Wind, solar and combined forms of energy gain momentum in Oklahoma.
Oklahoma is, indeed, where the winds come sweeping down the plains. That wind is used to create power for myriad uses; other alternative forms of energy are also making inroads into ways of life.
“It does seem that alternative energy, like wind generation, is becoming more prominent in Oklahoma,” says Justin Alberty, corporate communications director for the Grand River Dam Authority. “New wind farms have been constructed in recent years, and the state’s electric utilities are beginning to add more wind to their overall generation portfolios. That is certainly the case for the Grand River Dam Authority. Today, our portfolio is diverse and balanced, with coal, gas, hydro and wind sources.”

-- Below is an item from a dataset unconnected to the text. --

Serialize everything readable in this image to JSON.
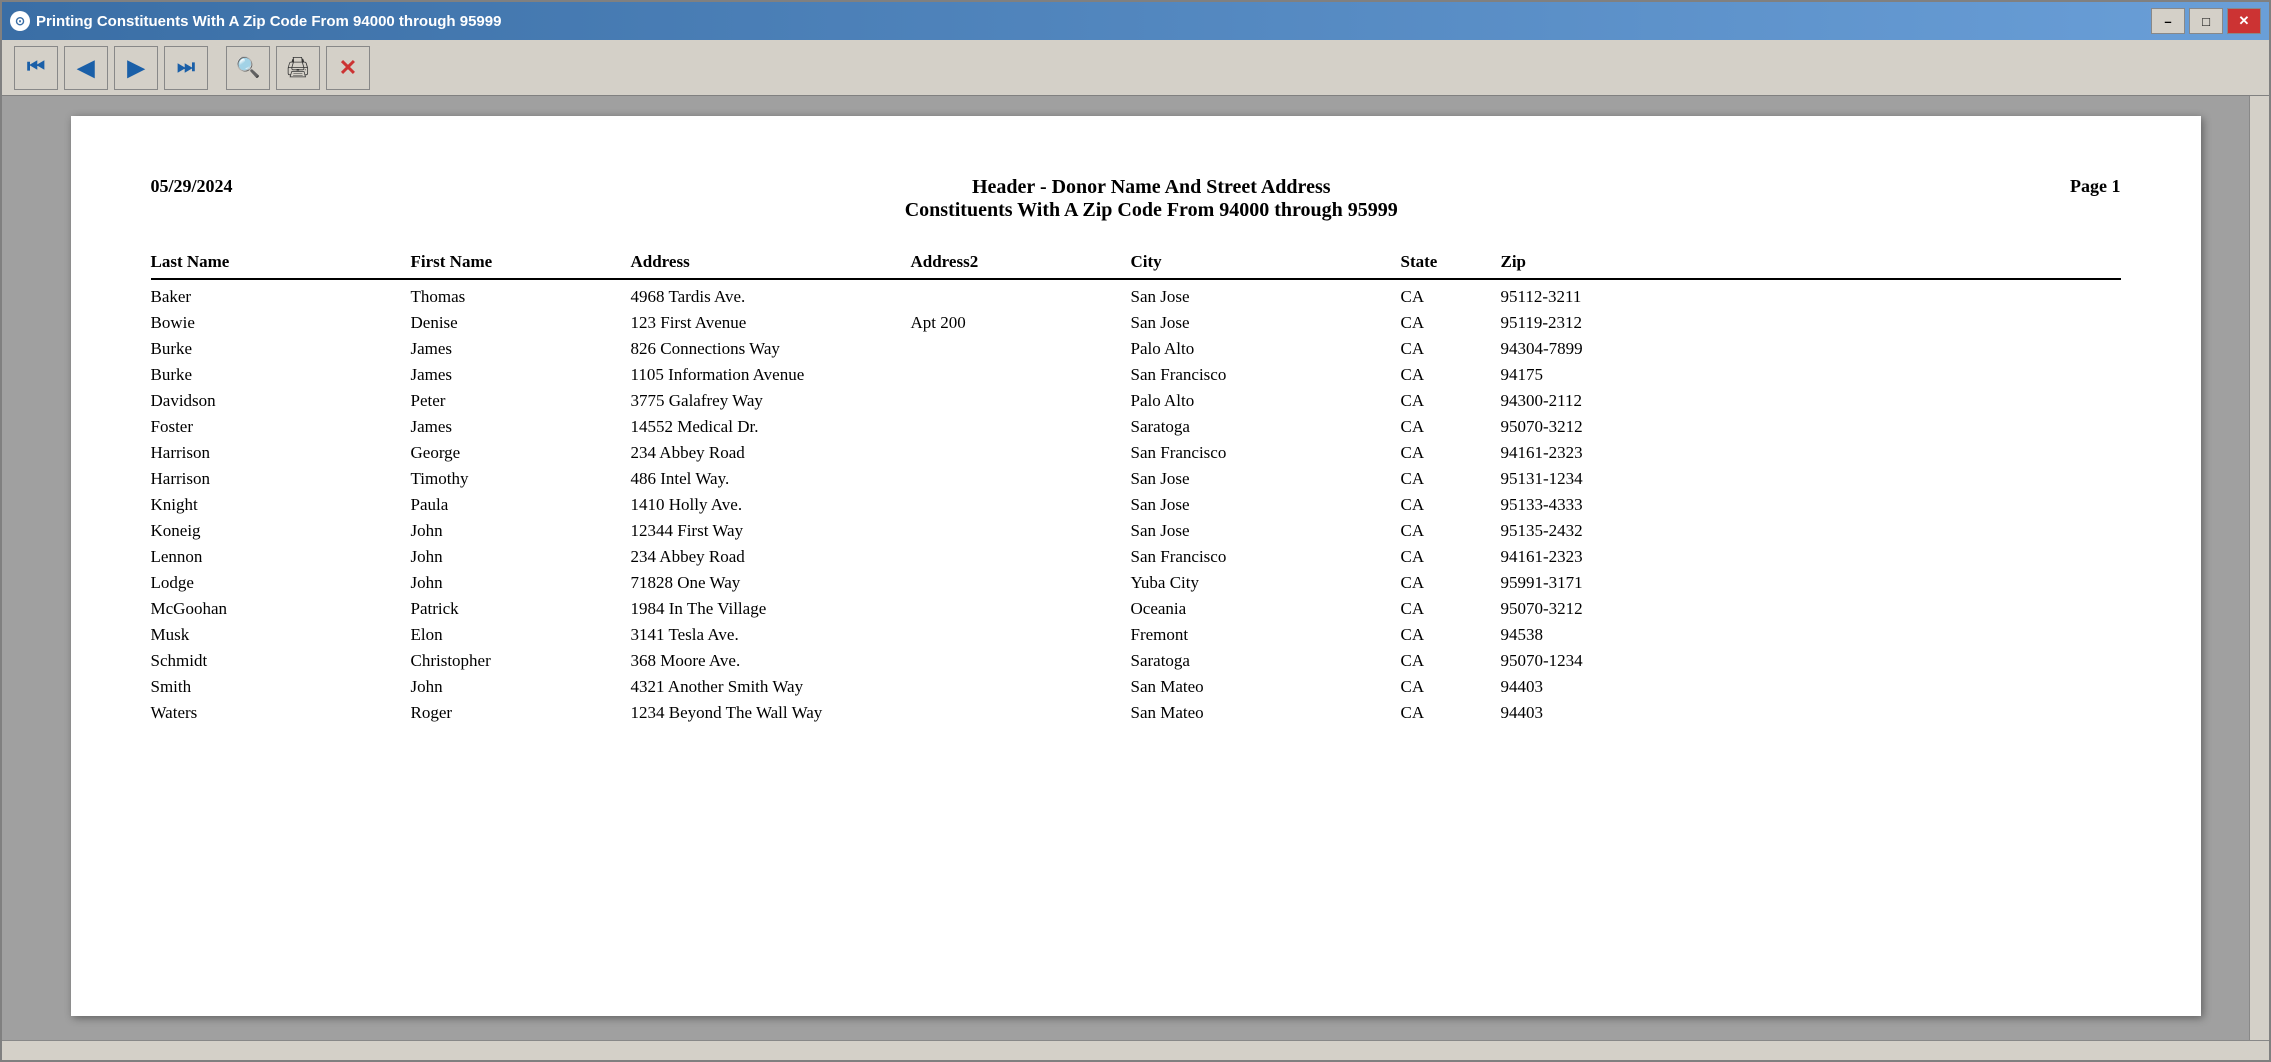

In March 2014, Mitsubishi Hitachi Power Systems America signed an agreement – the first of its kind in the Western Hemisphere – for a combined-cycle natural gas generation unit to provide low-cost reliable electricity for GRDA customers for decades to come. New gas generation, while not classified as alternative energy, is “expected to be the most efficient combined-cycle facility in the United States when it is completed in 2017,” says Alberty.
The unit uses natural gas to fuel a combustion turbine generator; heat from that process is recaptured to produce steam to turn another steam turbine generator. According to Dan Sullivan, GRDA CEO and director of investments, the high efficiency unit is part of a long-term strategy to reduce the state’s reliance on coal.
GRDA is also partnering with TradeWinds Energy to deliver low-cost wind energy projects, providing low-cost energy to 65,000 Oklahoma homes.
“Oklahoma has an outstanding natural resource in wind, but what sets it apart for development is the state’s commitment to encouraging wind energy in a way that creates jobs and spurs investment in local communities,” says Sanjay Bhasin, TradeWinds’ senior vice president for business development.
Harvest Solar and Wind Power in Tulsa has provided homeowners, businesses and government entities with solar and wind energy products for the last dozen years.
“People are turning to these forms of energy for various reasons, including saving money and saving the world,” says Harvest owner John Miggins. “The majority of people are in it for their futures – especially to lock in their cost of energy use and to take advantage of the 30 percent federal tax credit that expires in 2016.”
Demands for alternative energy in Oklahoma continue to grow. As the options are there for alternative energy, more will take notice and seek out the ability to purchase it.
Read the story at the Oklahoma Magazine’s website.